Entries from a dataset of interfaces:
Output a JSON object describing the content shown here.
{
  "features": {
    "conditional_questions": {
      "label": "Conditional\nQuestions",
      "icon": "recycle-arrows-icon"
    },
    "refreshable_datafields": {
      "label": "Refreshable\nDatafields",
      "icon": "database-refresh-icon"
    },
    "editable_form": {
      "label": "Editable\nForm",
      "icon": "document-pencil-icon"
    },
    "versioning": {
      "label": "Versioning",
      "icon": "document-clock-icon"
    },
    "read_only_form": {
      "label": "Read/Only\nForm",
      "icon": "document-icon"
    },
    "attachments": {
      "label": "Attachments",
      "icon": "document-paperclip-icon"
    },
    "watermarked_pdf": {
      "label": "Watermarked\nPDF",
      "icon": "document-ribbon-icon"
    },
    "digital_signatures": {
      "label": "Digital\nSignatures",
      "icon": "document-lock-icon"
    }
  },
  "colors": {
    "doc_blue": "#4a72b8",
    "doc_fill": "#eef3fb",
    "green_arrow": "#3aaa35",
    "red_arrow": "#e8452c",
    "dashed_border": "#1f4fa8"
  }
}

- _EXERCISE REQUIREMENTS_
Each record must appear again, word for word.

- _FINAL ANSWER_
Output a JSON object describing the content shown here.
{
  "features": {
    "conditional_questions": {
      "label": "Conditional\nQuestions",
      "icon": "recycle-arrows-icon"
    },
    "refreshable_datafields": {
      "label": "Refreshable\nDatafields",
      "icon": "database-refresh-icon"
    },
    "editable_form": {
      "label": "Editable\nForm",
      "icon": "document-pencil-icon"
    },
    "versioning": {
      "label": "Versioning",
      "icon": "document-clock-icon"
    },
    "read_only_form": {
      "label": "Read/Only\nForm",
      "icon": "document-icon"
    },
    "attachments": {
      "label": "Attachments",
      "icon": "document-paperclip-icon"
    },
    "watermarked_pdf": {
      "label": "Watermarked\nPDF",
      "icon": "document-ribbon-icon"
    },
    "digital_signatures": {
      "label": "Digital\nSignatures",
      "icon": "document-lock-icon"
    }
  },
  "colors": {
    "doc_blue": "#4a72b8",
    "doc_fill": "#eef3fb",
    "green_arrow": "#3aaa35",
    "red_arrow": "#e8452c",
    "dashed_border": "#1f4fa8"
  }
}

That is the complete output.